EXERCISE DIRECTIONS:
Find every line of the records that has "name" and return it.

#### RECORDS PROVIDED

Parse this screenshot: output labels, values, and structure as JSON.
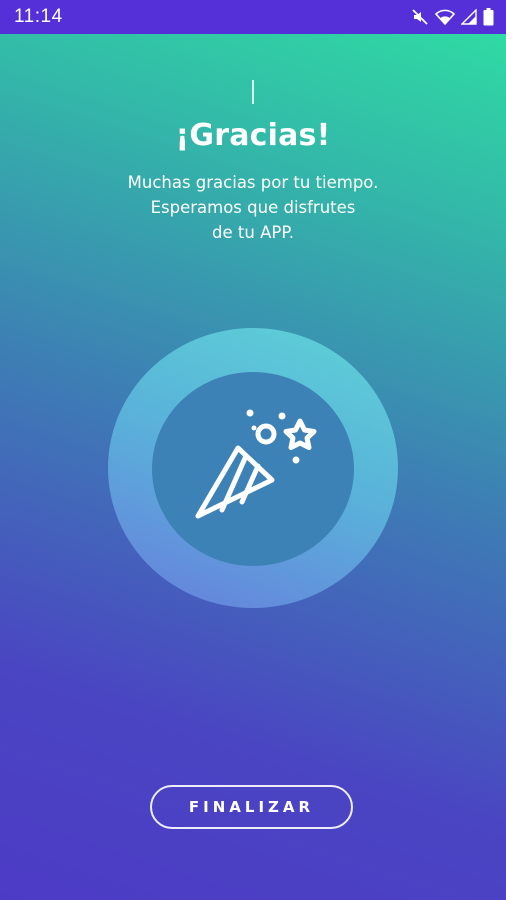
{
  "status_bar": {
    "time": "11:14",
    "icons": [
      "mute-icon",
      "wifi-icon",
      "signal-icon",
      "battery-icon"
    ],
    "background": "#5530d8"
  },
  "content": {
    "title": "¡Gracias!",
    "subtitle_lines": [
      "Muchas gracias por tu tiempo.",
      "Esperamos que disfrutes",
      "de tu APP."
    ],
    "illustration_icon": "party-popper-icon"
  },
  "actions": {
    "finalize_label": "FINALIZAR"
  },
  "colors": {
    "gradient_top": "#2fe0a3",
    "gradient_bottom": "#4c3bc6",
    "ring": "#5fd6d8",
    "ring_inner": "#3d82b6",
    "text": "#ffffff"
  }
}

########
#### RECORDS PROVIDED

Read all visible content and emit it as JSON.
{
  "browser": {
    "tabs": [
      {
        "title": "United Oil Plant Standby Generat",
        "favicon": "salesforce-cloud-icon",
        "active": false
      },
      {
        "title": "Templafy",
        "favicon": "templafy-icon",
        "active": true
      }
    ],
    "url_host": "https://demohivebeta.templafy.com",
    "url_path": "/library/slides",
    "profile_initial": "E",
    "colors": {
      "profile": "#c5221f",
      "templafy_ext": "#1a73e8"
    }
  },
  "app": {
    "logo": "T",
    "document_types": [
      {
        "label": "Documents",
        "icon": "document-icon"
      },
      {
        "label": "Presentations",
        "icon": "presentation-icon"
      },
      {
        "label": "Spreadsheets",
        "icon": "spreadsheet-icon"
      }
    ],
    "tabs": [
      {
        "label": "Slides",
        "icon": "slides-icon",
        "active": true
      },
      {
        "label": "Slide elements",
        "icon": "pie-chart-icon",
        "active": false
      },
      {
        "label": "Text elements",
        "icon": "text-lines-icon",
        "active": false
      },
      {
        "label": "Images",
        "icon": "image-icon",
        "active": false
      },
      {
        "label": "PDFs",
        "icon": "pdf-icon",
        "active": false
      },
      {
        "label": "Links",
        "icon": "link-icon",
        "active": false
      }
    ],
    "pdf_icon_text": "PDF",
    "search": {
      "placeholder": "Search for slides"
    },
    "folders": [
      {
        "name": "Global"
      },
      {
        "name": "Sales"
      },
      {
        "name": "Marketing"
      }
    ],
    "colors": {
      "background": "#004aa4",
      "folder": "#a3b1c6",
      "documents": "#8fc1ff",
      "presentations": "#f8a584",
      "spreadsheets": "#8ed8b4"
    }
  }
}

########

YOUR SOLUTION:
        "name": "Global"
        "name": "Sales"
        "name": "Marketing"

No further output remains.